Now the only step that remains is setting the language to use. For this in your controller write
If you write the same key to session then the language code in session will take precedence – I use this trick to allow for user selectable languages.
Since we are now using gettext, if you are on a *nix development machine you get a number of useful CLI tools which ease the process of creating .po files the first among them is xgettext a utility to extract gettext strings from source and create a .po file. If your view files is called hello.ctp then from the commandline while in the same directory as your view file do
[code]xgettext -L php –keyword=__ hello.ctp[/code] this will result in a file called messages.po which will have all the strings which you need to translate as msgid, xgettext is very powerful and can work on entire folders with subfolders. See the xgettext man page for more information.
Two other useful utilities are msgcat and msgattr, msgcat allows you to combine several message catalogs and msgattrib allows for attribute matching and manipulation on message catalog.
An idea for combining several .po files into one without any duplication can be done with something like
[code] msgcat –use-first general.po [^g]*.po | msgattrib –no-fuzzy -o default.po[/code] as shown here
If you have any particular trick of your own I would love to hear from you….

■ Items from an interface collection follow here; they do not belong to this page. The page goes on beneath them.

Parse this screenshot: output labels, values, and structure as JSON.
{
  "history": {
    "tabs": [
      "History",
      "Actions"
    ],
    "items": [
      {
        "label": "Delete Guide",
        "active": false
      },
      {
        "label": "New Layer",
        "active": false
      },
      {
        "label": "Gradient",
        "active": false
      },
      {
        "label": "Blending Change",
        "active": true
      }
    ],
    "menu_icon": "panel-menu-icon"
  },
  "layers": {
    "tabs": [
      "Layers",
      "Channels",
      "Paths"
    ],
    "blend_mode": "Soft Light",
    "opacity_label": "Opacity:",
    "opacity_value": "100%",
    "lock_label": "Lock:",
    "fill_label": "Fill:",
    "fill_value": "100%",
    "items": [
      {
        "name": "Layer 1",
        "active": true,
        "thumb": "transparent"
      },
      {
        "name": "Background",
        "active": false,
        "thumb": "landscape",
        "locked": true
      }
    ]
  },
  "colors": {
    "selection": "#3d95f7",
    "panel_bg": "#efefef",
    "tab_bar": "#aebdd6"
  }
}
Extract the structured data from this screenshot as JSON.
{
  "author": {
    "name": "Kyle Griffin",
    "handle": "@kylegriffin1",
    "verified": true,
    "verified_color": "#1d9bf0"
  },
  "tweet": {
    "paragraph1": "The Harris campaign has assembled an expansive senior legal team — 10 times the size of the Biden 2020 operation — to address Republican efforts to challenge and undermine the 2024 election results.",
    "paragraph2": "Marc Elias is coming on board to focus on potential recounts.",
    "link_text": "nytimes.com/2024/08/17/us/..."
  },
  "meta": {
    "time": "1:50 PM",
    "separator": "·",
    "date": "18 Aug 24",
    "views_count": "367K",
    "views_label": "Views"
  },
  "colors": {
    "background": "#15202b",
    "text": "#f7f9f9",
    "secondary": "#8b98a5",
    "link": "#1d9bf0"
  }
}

Update: Running ./cake extract from the command line allows you to extract all the messages to be translated into a convenient default.pot file